@jeffbangquil Transaction authorisation will be a very cool feature to have. But the user permission system in Manager is currently not ready for this feature . There is a lot of work to be done to improve the user permission before further advancements (including authorisation) could be made.
See this thread for example
I have been waiting since 2014 to have the system’s user permission workflow improved so that I could go commercial with it here in my country (issue proposals to get organisations to buy and and I get something from installing and setup) but I have waited in vain, price, user permission and occasionally authorisation is what they all ask about first. No organisation will deploy the system in their server here in my country currently with the nature of user permission workflow Manager currently has, the risk is too high (my only disappointment with manager.io)
Authorisation to post and strong user permission is very much a very basic requirement in accounting software these days but to my surprise it totally ignored here.
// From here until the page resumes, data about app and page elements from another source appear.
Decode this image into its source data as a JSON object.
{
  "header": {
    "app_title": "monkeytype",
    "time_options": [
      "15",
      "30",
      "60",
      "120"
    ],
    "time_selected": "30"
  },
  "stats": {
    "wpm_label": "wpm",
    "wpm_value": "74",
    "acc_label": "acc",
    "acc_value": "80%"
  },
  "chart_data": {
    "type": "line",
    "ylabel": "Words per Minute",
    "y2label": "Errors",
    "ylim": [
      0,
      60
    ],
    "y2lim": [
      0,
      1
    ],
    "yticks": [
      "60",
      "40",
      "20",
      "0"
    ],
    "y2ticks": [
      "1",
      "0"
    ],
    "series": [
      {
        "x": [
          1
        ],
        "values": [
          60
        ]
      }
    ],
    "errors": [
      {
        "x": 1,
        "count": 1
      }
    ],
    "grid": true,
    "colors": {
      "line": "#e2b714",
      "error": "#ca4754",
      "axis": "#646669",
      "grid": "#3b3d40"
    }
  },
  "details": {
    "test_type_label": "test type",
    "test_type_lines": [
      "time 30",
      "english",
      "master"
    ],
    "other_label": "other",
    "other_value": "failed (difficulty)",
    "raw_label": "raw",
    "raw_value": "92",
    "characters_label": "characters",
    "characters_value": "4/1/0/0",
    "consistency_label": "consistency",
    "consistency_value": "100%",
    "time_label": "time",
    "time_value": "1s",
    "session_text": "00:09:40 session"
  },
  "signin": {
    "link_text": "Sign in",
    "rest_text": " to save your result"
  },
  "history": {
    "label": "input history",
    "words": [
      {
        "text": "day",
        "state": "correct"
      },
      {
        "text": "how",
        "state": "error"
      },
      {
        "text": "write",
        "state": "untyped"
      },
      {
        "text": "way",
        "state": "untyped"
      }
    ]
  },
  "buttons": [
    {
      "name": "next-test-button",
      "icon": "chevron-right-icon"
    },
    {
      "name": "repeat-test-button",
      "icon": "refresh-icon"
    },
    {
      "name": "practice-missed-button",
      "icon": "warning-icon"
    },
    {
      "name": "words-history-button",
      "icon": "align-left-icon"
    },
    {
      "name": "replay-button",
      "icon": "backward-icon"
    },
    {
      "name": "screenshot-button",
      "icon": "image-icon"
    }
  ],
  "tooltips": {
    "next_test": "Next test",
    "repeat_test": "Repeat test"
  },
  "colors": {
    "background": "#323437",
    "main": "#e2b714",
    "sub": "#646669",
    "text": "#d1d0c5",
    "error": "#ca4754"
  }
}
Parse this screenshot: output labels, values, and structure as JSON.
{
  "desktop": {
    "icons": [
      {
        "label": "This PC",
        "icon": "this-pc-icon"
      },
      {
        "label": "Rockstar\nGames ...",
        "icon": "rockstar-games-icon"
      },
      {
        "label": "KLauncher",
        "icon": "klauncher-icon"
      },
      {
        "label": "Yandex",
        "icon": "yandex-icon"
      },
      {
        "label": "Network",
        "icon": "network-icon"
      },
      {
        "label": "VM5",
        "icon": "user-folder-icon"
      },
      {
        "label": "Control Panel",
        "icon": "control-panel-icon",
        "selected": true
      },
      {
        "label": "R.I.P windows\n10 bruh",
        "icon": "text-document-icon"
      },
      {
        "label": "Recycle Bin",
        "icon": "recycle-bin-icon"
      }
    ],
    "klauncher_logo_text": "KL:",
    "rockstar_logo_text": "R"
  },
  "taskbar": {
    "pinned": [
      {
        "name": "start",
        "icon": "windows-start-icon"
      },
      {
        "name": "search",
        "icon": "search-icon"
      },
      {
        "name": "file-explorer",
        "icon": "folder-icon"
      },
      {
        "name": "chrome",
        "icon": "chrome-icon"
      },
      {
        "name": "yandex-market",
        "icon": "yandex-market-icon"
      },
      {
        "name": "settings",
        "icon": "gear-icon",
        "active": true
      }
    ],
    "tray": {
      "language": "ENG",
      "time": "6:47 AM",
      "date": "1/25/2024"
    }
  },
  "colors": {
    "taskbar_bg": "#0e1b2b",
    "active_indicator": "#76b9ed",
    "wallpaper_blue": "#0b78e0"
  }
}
Looks like the Manager.io team is focused on perfecting the desktop version for now and maybe in the future they may consider enhancing user permission and perhaps include authorisation to post.
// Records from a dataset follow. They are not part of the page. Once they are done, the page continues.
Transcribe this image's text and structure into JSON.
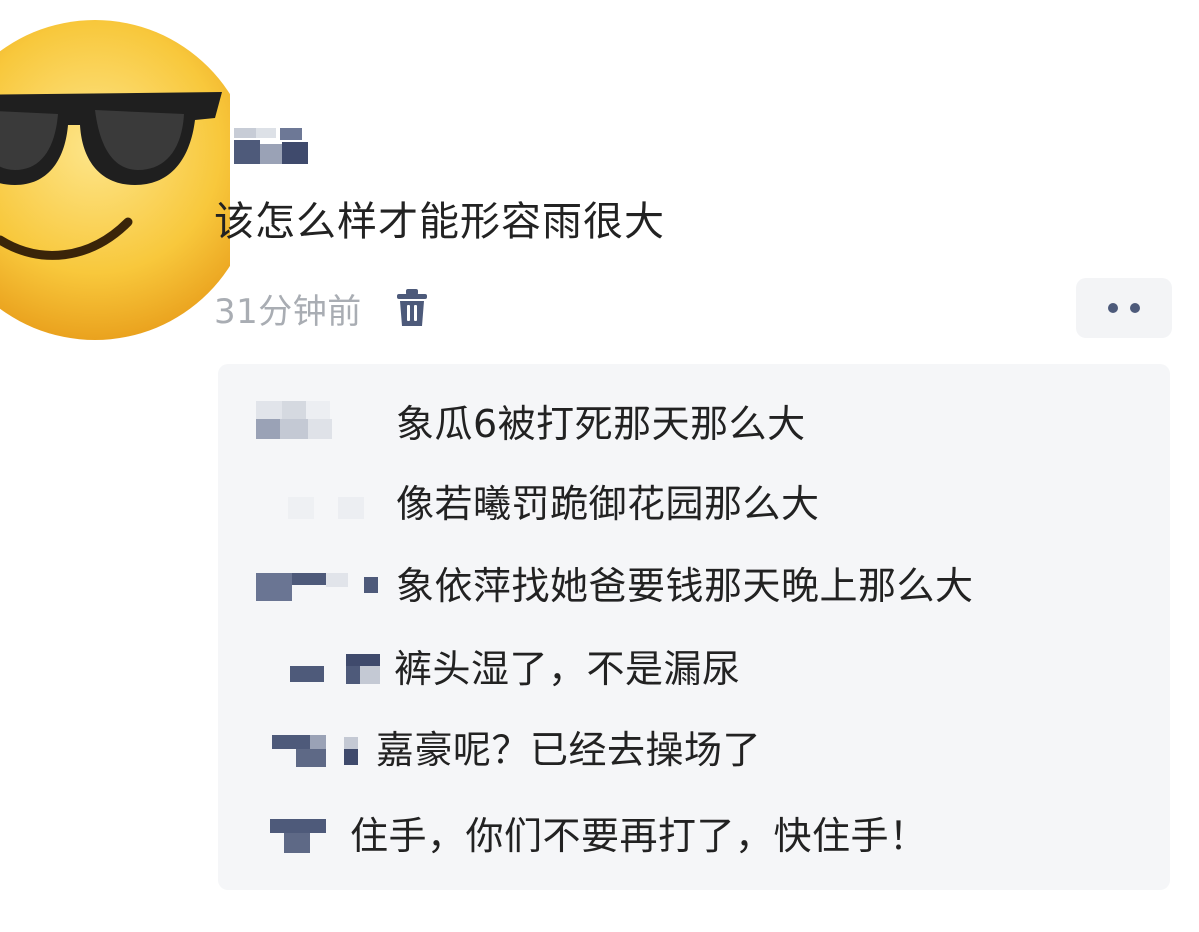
{
  "post": {
    "avatar_icon": "sunglasses-emoji-icon",
    "username_obscured": true,
    "text": "该怎么样才能形容雨很大",
    "timestamp": "31分钟前",
    "delete_icon": "trash-icon",
    "more_icon": "more-dots-icon"
  },
  "replies": [
    {
      "text": "象瓜6被打死那天那么大"
    },
    {
      "text": "像若曦罚跪御花园那么大"
    },
    {
      "text": "象依萍找她爸要钱那天晚上那么大"
    },
    {
      "text": "裤头湿了，不是漏尿"
    },
    {
      "text": "嘉豪呢？已经去操场了"
    },
    {
      "text": "住手，你们不要再打了，快住手！"
    }
  ],
  "colors": {
    "accent": "#4d5a7a",
    "timestamp": "#a9adb3",
    "reply_bg": "#f5f6f8"
  }
}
I would be very surprised if supporting a particular deployment platform was a major focus of Managers feature release plans (particularly the one which produces no financial return). Looking a what software development is actually achieving, the reverse appears to be the case, ie supporting a broad range of deployment platforms.
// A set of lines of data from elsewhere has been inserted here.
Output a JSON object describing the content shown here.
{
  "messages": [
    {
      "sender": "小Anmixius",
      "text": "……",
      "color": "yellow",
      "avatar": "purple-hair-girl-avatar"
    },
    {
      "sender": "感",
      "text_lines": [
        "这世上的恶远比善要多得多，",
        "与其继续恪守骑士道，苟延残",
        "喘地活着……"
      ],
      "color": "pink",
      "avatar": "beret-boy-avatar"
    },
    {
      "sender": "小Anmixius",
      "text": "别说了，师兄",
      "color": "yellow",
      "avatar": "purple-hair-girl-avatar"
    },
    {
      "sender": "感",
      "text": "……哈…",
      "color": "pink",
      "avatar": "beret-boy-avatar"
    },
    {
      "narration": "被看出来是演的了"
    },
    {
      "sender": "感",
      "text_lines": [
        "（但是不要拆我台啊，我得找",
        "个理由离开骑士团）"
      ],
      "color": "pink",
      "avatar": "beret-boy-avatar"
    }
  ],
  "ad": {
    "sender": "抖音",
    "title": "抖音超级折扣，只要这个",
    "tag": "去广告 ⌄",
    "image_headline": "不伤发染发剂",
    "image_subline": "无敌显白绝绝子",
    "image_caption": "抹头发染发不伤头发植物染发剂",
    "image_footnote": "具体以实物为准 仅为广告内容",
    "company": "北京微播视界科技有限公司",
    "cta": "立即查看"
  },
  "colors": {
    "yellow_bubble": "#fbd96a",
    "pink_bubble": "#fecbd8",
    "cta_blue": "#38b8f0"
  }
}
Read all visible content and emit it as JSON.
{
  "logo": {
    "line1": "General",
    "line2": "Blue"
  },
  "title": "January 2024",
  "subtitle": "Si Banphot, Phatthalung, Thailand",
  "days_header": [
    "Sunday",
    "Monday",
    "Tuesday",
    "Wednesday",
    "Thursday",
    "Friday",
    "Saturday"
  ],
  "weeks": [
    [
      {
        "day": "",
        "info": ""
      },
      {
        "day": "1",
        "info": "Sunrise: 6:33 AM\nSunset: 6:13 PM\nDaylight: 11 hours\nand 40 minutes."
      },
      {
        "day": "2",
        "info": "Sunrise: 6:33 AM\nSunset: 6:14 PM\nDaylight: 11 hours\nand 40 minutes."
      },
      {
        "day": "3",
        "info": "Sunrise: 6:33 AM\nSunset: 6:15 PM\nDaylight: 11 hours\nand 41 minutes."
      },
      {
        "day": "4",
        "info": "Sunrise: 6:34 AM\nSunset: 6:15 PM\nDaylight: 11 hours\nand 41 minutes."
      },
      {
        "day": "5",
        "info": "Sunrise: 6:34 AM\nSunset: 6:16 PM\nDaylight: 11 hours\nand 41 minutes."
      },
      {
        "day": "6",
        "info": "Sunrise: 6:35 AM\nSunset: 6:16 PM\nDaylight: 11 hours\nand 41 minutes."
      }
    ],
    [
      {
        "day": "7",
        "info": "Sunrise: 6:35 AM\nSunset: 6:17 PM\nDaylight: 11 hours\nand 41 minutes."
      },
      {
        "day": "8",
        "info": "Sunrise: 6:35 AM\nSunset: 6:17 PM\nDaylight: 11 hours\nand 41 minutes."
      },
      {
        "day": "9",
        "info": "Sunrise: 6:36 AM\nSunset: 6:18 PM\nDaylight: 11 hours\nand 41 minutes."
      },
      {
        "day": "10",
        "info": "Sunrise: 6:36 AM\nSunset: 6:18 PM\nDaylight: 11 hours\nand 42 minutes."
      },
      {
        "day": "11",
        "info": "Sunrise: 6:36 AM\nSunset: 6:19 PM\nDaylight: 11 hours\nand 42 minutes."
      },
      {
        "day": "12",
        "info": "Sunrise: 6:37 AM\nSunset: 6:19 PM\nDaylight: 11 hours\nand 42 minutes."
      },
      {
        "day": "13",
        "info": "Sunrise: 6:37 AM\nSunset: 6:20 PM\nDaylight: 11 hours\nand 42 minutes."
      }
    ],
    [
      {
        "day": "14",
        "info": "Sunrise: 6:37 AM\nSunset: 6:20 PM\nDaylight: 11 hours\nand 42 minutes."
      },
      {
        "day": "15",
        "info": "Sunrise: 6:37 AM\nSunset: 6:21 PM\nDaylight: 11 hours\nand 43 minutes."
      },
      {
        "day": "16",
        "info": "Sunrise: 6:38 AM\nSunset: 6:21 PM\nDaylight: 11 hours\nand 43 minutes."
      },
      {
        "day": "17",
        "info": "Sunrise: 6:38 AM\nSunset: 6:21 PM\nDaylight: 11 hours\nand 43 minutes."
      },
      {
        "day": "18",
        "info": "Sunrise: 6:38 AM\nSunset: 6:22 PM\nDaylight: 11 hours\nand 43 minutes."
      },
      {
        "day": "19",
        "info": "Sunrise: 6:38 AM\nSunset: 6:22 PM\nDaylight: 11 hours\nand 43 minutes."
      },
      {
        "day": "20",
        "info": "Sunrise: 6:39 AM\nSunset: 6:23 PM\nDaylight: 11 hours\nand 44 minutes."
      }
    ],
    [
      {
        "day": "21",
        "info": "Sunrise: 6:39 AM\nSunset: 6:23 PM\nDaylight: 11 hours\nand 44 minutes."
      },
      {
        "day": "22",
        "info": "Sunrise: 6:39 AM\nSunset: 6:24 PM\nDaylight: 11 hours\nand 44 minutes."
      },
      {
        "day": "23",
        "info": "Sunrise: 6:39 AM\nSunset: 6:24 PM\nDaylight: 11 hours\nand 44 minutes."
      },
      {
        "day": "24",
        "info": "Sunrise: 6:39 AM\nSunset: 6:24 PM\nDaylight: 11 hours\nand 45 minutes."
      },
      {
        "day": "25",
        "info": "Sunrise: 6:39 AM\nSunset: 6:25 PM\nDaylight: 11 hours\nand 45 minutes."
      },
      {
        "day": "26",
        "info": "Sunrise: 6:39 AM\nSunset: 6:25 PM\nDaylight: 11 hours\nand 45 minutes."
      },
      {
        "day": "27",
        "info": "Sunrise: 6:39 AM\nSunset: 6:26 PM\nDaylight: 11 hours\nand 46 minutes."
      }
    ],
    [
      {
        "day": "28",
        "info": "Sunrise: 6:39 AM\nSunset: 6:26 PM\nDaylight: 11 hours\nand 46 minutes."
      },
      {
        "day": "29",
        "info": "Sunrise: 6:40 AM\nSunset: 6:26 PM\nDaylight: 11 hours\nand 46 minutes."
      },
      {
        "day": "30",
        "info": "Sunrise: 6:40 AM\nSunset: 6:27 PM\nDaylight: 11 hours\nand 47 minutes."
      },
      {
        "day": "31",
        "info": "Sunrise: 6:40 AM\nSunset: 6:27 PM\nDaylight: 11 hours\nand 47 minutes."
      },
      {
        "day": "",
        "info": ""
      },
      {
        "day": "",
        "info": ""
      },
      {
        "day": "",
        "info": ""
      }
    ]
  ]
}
I do however agree any product can not be everything to everyone. It is sensible to for Manager to be optimised for a particular market segment. Both in terms of:
Product function:- Accounting program, Material management system, Budget forecasting, Personnel management, etc). As well as
Business size:- personal records, sole trader, small business, Large business / corporation.
What is a “basic requirement” is very dependant on what market segment the software targets. As the target business size increases, authorisation requirements become more complex. However so does program complexity and cost to support the program.
Hence product focus is important. Clearly I have zero input in any of this other than to observe specifying a “basic requirement” really does depend on what each user perceives Managers main market to be.
Before I add a comment again let me put this down first. Manual way of checking unauthorised entry in the system is also very good option, and we must consider that too as we wait. A stamp and signature of an approving officer on source documents to be entered in the system is an example of manual authorisation. All entries without this signature and stamp will be considered as a unauthorised. I admit a control mechanism in the software itself will always be better.
I also have this idea that this can be limited to important modules in the meantime if the programmer is interested in adding the feature and setting it up requires doing it for every module. For example starting with the payment and receipt, journal entries and purchase invoice modules.
My suggestion for initial basic multi level authorization is to consider introducing Payment Voucher which can be copied to create a payment by the authorising officer. The payment vouchet should be a mere record without any financial effect just like the purchase order. Junior officers without authority to post payments is given the payment voucher without access to the payment tab.
I have been using the purchase order and purchase invoice feature for this purpose. Procurement officers have access to purchase quotes and purchase orders but have no access to purchase invoice. The Finance Officer has view access to purchase orders and can copy to create purchase invoice. The developers can consider a similar flow on payment to start with as they think about a comprehensive approval system.
If the Payment Voucher tab is availanle then Juniors could not have access to the payment tab. They could be given access to only the Payment voucher tab to prepare the payment voucher which their superior with payment access can copy to create the payment after review and approval. Just like the current purchase order and purchase invoice feature, the status of the Payment Voucher will change from pending to posted or approved once it is copied by the superior to create the payment
The best thing about this idea is that (especially for those who think multi-level authorization isn’t necessary) a choice will be there to enable or hide Payment Voucher tab (or whatever name it might be called if introduced).
I understand that the below suggestion may not work in all scenarios (depending on company size and structure etc), but I still believe it may be a great help for many.
Basically to allow the “payer” of an expense to make an expense claim as a “expense claim request” directly in Manager. He/she list the items and attached the receipts as attachments.
Thereafter, the person responsible for the accounts may post each item to the correct account The “account responsible person” could also “tick” a box verifying that “approval” has been given (Approval may follow whatever process the company have in place - in its simplest form it may be that a printed version of the “claim” has been signed off by the “approver”). Only after this is done are the expense claim entries “posted” into the account ledgers.
This could be a simple “expense claim procedure” that may be sufficient for many smaller organisations.
an expense claim does not record any movement of company funds. it just records a purchase made by the expense claim payer on behalf of the company.
so a payment transaction to the expense claim payer acts like an approval process after verifying the expense claim entered.
your suggestion would only add an additional task to the process which in my opinion would be unncessary.